Goal of the exercise
Return, from the data that follows, each line that holds the word "Subdivision".
*** Block opens ***
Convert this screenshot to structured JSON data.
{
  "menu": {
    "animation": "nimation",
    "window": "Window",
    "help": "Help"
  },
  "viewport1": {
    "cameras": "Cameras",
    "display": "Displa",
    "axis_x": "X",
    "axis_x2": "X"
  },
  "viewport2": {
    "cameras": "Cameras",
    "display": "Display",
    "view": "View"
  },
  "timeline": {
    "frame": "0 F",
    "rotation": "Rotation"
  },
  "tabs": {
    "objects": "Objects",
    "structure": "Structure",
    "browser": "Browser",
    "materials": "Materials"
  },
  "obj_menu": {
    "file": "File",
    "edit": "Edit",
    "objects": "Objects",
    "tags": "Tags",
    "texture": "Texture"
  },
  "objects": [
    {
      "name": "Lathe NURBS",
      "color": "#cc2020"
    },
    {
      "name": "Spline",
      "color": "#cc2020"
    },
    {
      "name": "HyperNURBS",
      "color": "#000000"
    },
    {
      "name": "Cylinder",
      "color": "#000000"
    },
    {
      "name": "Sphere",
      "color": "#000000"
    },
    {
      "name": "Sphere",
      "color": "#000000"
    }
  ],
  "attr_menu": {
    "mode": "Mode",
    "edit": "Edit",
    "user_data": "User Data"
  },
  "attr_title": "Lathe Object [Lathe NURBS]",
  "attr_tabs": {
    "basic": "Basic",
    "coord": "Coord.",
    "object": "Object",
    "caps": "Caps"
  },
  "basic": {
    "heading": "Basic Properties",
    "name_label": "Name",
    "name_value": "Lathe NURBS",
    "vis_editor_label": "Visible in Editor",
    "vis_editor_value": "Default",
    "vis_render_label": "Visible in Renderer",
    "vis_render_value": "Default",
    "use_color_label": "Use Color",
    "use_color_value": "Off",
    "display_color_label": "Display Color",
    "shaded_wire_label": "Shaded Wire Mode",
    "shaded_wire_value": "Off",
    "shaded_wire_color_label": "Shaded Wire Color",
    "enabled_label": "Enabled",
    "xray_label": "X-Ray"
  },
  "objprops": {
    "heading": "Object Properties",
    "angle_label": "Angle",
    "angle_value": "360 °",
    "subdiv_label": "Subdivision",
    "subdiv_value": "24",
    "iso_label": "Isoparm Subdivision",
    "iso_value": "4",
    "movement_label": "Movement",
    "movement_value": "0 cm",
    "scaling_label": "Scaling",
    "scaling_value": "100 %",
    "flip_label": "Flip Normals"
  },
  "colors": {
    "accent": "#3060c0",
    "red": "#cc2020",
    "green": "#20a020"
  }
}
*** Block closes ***
Answer area
    "subdiv_label": "Subdivision",
    "iso_label": "Isoparm Subdivision",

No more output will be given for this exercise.